Whether the air quality assessment is simple or complex, it will result in the air quality surveyor putting together a report. Within the report will include an explanation of the findings from the development site and the reasoning behind mitigation measures created by the air quality surveyor to eliminate or minimise exposure to poor air quality and reduce air pollution.
Details from the planning project and development site will dictate the mitigation strategy, such as the design, location and specifications of the project. It is vital that an air quality report demonstrates that the development proposal has been designed with acknowledgement of potential dangers to and from local air quality at the earliest stages.
After the air quality assessment is complete and the report has been finalised, it can then be passed across to the local planning authority, as would any survey report created to support the planning application process. As it will feature all of the elements required by the planning officer, it should be sufficient to satisfy the local council and secure planning consent.
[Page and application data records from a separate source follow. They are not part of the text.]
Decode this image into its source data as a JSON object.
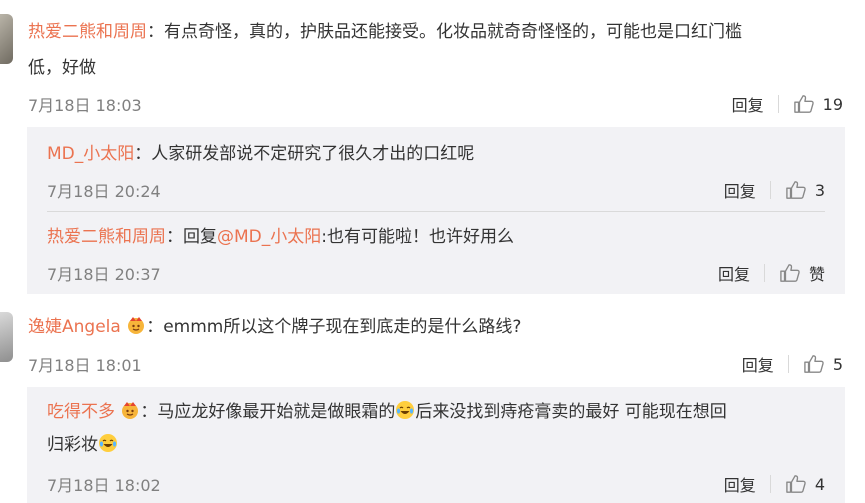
{
  "comments": [
    {
      "user": "热爱二熊和周周",
      "text_line1": "：有点奇怪，真的，护肤品还能接受。化妆品就奇奇怪怪的，可能也是口红门槛",
      "text_line2": "低，好做",
      "time": "7月18日 18:03",
      "reply_label": "回复",
      "likes": "19",
      "replies": [
        {
          "user": "MD_小太阳",
          "text": "：人家研发部说不定研究了很久才出的口红呢",
          "time": "7月18日 20:24",
          "reply_label": "回复",
          "likes": "3"
        },
        {
          "user": "热爱二熊和周周",
          "text_prefix": "：回复",
          "mention": "@MD_小太阳",
          "text": ":也有可能啦！也许好用么",
          "time": "7月18日 20:37",
          "reply_label": "回复",
          "likes": "赞"
        }
      ]
    },
    {
      "user": "逸婕Angela",
      "text": "：emmm所以这个牌子现在到底走的是什么路线?",
      "time": "7月18日 18:01",
      "reply_label": "回复",
      "likes": "5",
      "replies": [
        {
          "user": "吃得不多",
          "text_a": "：马应龙好像最开始就是做眼霜的",
          "text_b": "后来没找到痔疮膏卖的最好 可能现在想回",
          "text_line2": "归彩妆",
          "time": "7月18日 18:02",
          "reply_label": "回复",
          "likes": "4"
        }
      ]
    }
  ],
  "colors": {
    "username": "#eb7350",
    "text": "#333333",
    "meta": "#808080",
    "reply_bg": "#f2f2f5"
  },
  "icons": [
    "thumbs-up-icon",
    "vip-badge-icon",
    "crying-laughing-emoji"
  ]
}
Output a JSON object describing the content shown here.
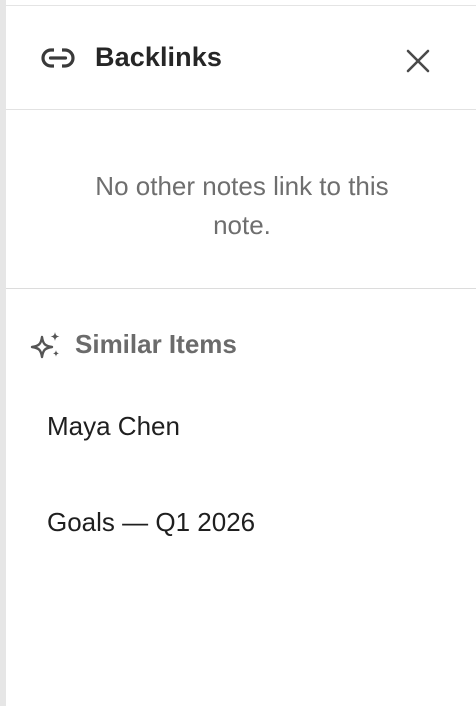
{
  "panel": {
    "title": "Backlinks",
    "close_icon": "close-icon",
    "link_icon": "link-icon"
  },
  "backlinks": {
    "empty_message": "No other notes link to this note."
  },
  "similar": {
    "icon": "sparkle-icon",
    "title": "Similar Items",
    "items": [
      {
        "label": "Maya Chen"
      },
      {
        "label": "Goals — Q1 2026"
      }
    ]
  },
  "colors": {
    "title_text": "#262626",
    "muted_text": "#6e6e6e",
    "divider": "#e2e2e2",
    "edge": "#e6e6e6"
  }
}
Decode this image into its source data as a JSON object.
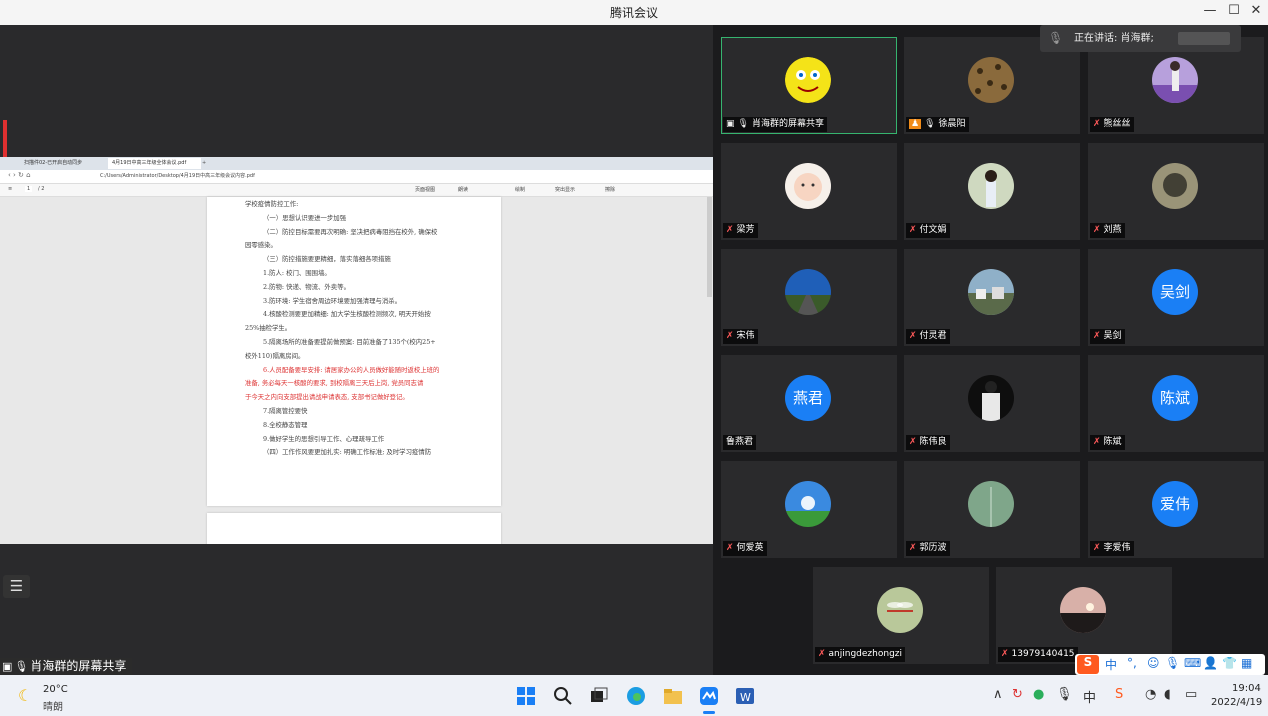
{
  "app": {
    "title": "腾讯会议"
  },
  "window_controls": {
    "minimize": "—",
    "maximize": "☐",
    "close": "✕"
  },
  "browser": {
    "tabs": [
      "扫描件02-已开启自动同步",
      "4月19日中高三年级全体会议.pdf"
    ],
    "address": "C:/Users/Administrator/Desktop/4月19日中高三年级会议内容.pdf",
    "page_current": "1",
    "page_total": "/ 2",
    "tools": [
      "页面视图",
      "朗读",
      "绘制",
      "突出显示",
      "擦除"
    ]
  },
  "document": {
    "lines": [
      {
        "text": "学校疫情防控工作:",
        "red": false
      },
      {
        "text": "（一）思想认识要进一步加强",
        "red": false
      },
      {
        "text": "（二）防控目标需要再次明确: 坚决把病毒阻挡在校外, 确保校",
        "red": false
      },
      {
        "text": "园零感染。",
        "red": false
      },
      {
        "text": "（三）防控措施要更精细，落实落细各项措施",
        "red": false
      },
      {
        "text": "1.防人: 校门、围围墙。",
        "red": false
      },
      {
        "text": "2.防物: 快递、物流、外卖等。",
        "red": false
      },
      {
        "text": "3.防环境: 学生宿舍周边环境要加强清理与消杀。",
        "red": false
      },
      {
        "text": "4.核酸检测要更加精细: 加大学生核酸检测频次, 明天开始按",
        "red": false
      },
      {
        "text": "25%抽检学生。",
        "red": false
      },
      {
        "text": "5.隔离场所的准备要提前做预案: 目前准备了135个(校内25+",
        "red": false
      },
      {
        "text": "校外110)隔离房间。",
        "red": false
      },
      {
        "text": "6.人员配备要早安排: 请居家办公的人员做好能随时返校上班的",
        "red": true
      },
      {
        "text": "准备, 务必每天一核酸的要求, 到校隔离三天后上岗, 党员同志请",
        "red": true
      },
      {
        "text": "于今天之内向支部提出请战申请表态, 支部书记做好登记。",
        "red": true
      },
      {
        "text": "7.隔离管控要快",
        "red": false
      },
      {
        "text": "8.全校静态管理",
        "red": false
      },
      {
        "text": "9.做好学生的思想引导工作、心理疏导工作",
        "red": false
      },
      {
        "text": "（四）工作作风要更加扎实: 明确工作标准; 及时学习疫情防",
        "red": false
      }
    ]
  },
  "share_label": "肖海群的屏幕共享",
  "speaking": {
    "label": "正在讲话: 肖海群;"
  },
  "participants": [
    {
      "name": "肖海群的屏幕共享",
      "mic": "on",
      "avatar": "sponge"
    },
    {
      "name": "徐晨阳",
      "mic": "on",
      "avatar": "leopard"
    },
    {
      "name": "熊丝丝",
      "mic": "off",
      "avatar": "lavender"
    },
    {
      "name": "梁芳",
      "mic": "off",
      "avatar": "baby"
    },
    {
      "name": "付文娟",
      "mic": "off",
      "avatar": "girl"
    },
    {
      "name": "刘燕",
      "mic": "off",
      "avatar": "blurry"
    },
    {
      "name": "宋伟",
      "mic": "off",
      "avatar": "road"
    },
    {
      "name": "付灵君",
      "mic": "off",
      "avatar": "town"
    },
    {
      "name": "吴剑",
      "mic": "off",
      "avatar_text": "吴剑"
    },
    {
      "name": "鲁燕君",
      "mic": "none",
      "avatar_text": "燕君"
    },
    {
      "name": "陈伟良",
      "mic": "off",
      "avatar": "man"
    },
    {
      "name": "陈斌",
      "mic": "off",
      "avatar_text": "陈斌"
    },
    {
      "name": "何爱英",
      "mic": "off",
      "avatar": "dandelion"
    },
    {
      "name": "郭历波",
      "mic": "off",
      "avatar": "grass"
    },
    {
      "name": "李爱伟",
      "mic": "off",
      "avatar_text": "爱伟"
    },
    {
      "name": "anjingdezhongzi",
      "mic": "off",
      "avatar": "dragonfly"
    },
    {
      "name": "13979140415",
      "mic": "off",
      "avatar": "sunset"
    }
  ],
  "ime": {
    "chinese": "中"
  },
  "taskbar": {
    "weather_temp": "20°C",
    "weather_desc": "晴朗",
    "time": "19:04",
    "date": "2022/4/19",
    "ime_indicator": "中"
  },
  "colors": {
    "accent": "#1a7ff5",
    "speaking_border": "#36b46f",
    "mic_muted": "#ff5a5a",
    "highlight_text": "#d33"
  }
}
Air Quality Consultants Near Me
Our simple and detailed air quality assessments are conducted by professional air quality consultants, each with the necessary standard of qualifications, licensing and training to provide a suitably high-quality service. Arbtech has a strict policy for vetting all surveyors, meaning that any time you book in a survey with us, you will receive the same level of attention to detail.
Unlike the majority of consultancies across the UK, we ensure coverage to all areas. That means that whether you are in the North West, North East, West Midlands, East Midlands, South West, South East, East of England or London, we can facilitate air quality assessments for your proposed development to analyse local air quality and the level of pollutant emissions before producing mitigation measures to assist with planning applications.
Air Quality Assessment Cost
All of our surveys to support planning applications are priced up in the same way, starting at a baseline cost but rising higher based on the specific dimensions of the development site. By approaching survey quotes in this way, a developer staging a planning project on a small development site will not be forced to pay the same as a developer staging a planning project on a large development site.
The same is true of air quality assessments, allowing us to only charge clients what we need to, as opposed to unfairly adding on unnecessary fees without reason. Instead, we would recommend speaking to our team and providing us with your details. Using unique information about your development plans, we can then assemble a reflective quote for you to consider.
Contact Us for an Air Quality Survey Quote
Any time a developer is told by the local planning authority that they need a detailed air quality assessment or feels that one may be necessary based on their proposed development, we advise contacting us so we can talk you through your options. Once we have information about your site and project, we will send you a free quote for you to look over, and if you are happy to move forward, send it back to us to confirm.
Confirmation of your intention to work with us will then be followed by the decision of when we can fit you in for an air quality assessment. On the chosen date, an air quality consultant will arrive at the site of your proposed development, note likely point sources, analyse air pollutants, and determine the air quality impacts. Information retrieved from the development site will then enable the air quality consultant to initiate mitigation measures, reduce air pollution exposure, and display all data within a report to bolster planning applications.